As in, not giving up on your kid's potty training just like you never gave up on that ship level of Golden Eye.
You know, for catching that bottle that you see out of the corner of your eye right before it collides with the kitchen floor after your toddler climbed up on the counter right after you told him not to.
When you're playing video games, you basically have to play a level twice just to get a lay of the land and see what works, and then finally work toward beating it. Kind of like seeing which foods your kid is going to eat this week, despite their previous week-long obsession with hot dogs (that now seem to disgust them).
I don't know about you, but I never got anywhere in Super Mario Bros. or Zelda by working alone. Usually it was my brother tagging me out for a breather, and now it's my husband on the team. Just like it's my husband on my parenting team, with us working as a force to get our kid out of diapers and into a toddler bed.
In video games, not everyone gets to be the hero all the time. Like, someone has to be Luigi. It's fine. Luigi is important. And even when you're Batman, sometimes Batman is just, like, creepin' down the street instead of flying from the top of a building, and that's important too. Seriously, sometimes it's cool to just be brave and slink through the levels (and real-life through life obstacles) without being showy but still getting things done. If you can be brave in your kids' eyes without being an unattainable hero, you're kind of a hero on their level.
And no, it isn't saving Princess Peach from Bowser.
Because no kid is interested in playing video games with a parent who is reminding them at the end of every level that they still have homework to do. When it's video game time, you're a kid again. Not only will you benefit from that break, but your child will too. Growing up with video games can stick with you, making you ready to pass on that love and be able to bond with your kid without forcing it.
Instead of resorting to the sort of shouting matches you didn't realize you were even capable of having with a 3-year-old.
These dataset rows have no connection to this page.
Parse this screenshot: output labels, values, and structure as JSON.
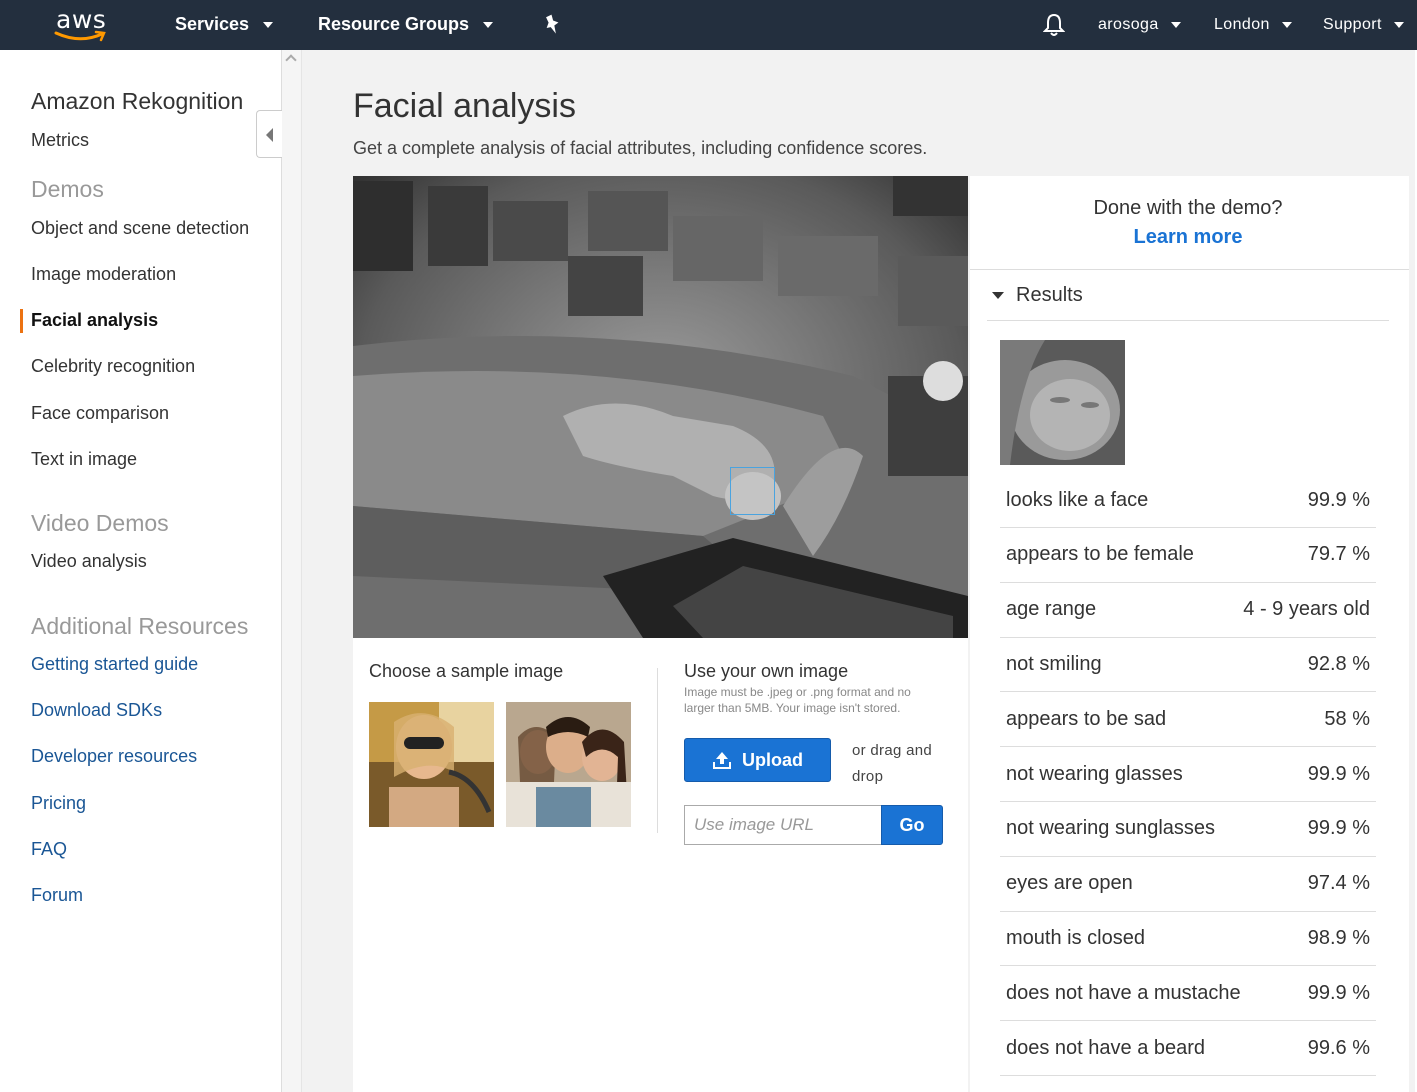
{
  "nav": {
    "logo_text": "aws",
    "services": "Services",
    "resource_groups": "Resource Groups",
    "user": "arosoga",
    "region": "London",
    "support": "Support"
  },
  "sidebar": {
    "title": "Amazon Rekognition",
    "metrics": "Metrics",
    "demos_heading": "Demos",
    "demos": [
      "Object and scene detection",
      "Image moderation",
      "Facial analysis",
      "Celebrity recognition",
      "Face comparison",
      "Text in image"
    ],
    "video_heading": "Video Demos",
    "video_items": [
      "Video analysis"
    ],
    "resources_heading": "Additional Resources",
    "resources": [
      "Getting started guide",
      "Download SDKs",
      "Developer resources",
      "Pricing",
      "FAQ",
      "Forum"
    ]
  },
  "main": {
    "title": "Facial analysis",
    "subtitle": "Get a complete analysis of facial attributes, including confidence scores.",
    "sample_title": "Choose a sample image",
    "own_title": "Use your own image",
    "own_note": "Image must be .jpeg or .png format and no larger than 5MB. Your image isn't stored.",
    "upload_label": "Upload",
    "drag_text": "or drag and drop",
    "url_placeholder": "Use image URL",
    "go_label": "Go"
  },
  "results": {
    "done_text": "Done with the demo?",
    "learn_more": "Learn more",
    "toggle_label": "Results",
    "attributes": [
      {
        "label": "looks like a face",
        "value": "99.9 %"
      },
      {
        "label": "appears to be female",
        "value": "79.7 %"
      },
      {
        "label": "age range",
        "value": "4 - 9 years old"
      },
      {
        "label": "not smiling",
        "value": "92.8 %"
      },
      {
        "label": "appears to be sad",
        "value": "58 %"
      },
      {
        "label": "not wearing glasses",
        "value": "99.9 %"
      },
      {
        "label": "not wearing sunglasses",
        "value": "99.9 %"
      },
      {
        "label": "eyes are open",
        "value": "97.4 %"
      },
      {
        "label": "mouth is closed",
        "value": "98.9 %"
      },
      {
        "label": "does not have a mustache",
        "value": "99.9 %"
      },
      {
        "label": "does not have a beard",
        "value": "99.6 %"
      }
    ]
  },
  "colors": {
    "nav_bg": "#232f3e",
    "accent_orange": "#ec7211",
    "link_blue": "#1a5695",
    "button_blue": "#1a73d4"
  },
  "icons": [
    "bell-icon",
    "pin-icon",
    "upload-icon",
    "collapse-arrow-icon",
    "caret-down-icon"
  ]
}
Immersing yourself in video games is sometimes like slipping into a whole other world, especially when you've got a 4-hour gaming marathon going on. But it also teaches you from a young age to use that imagination and run wild with it. In fact, video games teach you that sometimes, that is the only way to succeed at something. As a parent, being able to promote using your imagination instead of pouting about having nothing to do can be the difference between a kid building forts in their room and a kid doing the Charlie Brown slouched-shoulders walk through the house about how bored they are.
Being able to relax with some video games alongside your kid is an easy alternative to coming home from work and slouching down on the couch to complain about the day you just had. Instead, playing video games teaches you how to let lose and just not care, if only for an hour. Plus, you get to have quality time with your kid.
You may have only beat the boss in your video game, but that feat and the journey there kind of makes you feel like you can accomplish anything. And as a parent, that is the sort of mentality we could all stand to have.
There is no other word for what makes you keep going back to the video game that's been kicking your ass, but having self-discipline as a parent also makes it possible to take a breather when your kid is being a total jerk, and come back to them later.
While it may not seem like the biggest deal to find your way through intricate levels across a gaming universe that is as complicated as the real one, doing so requires you to use your whole brain to succeed. And that sort of strategic planning in the game-verse translates to your real-life planning for your family, your kids, and yourself.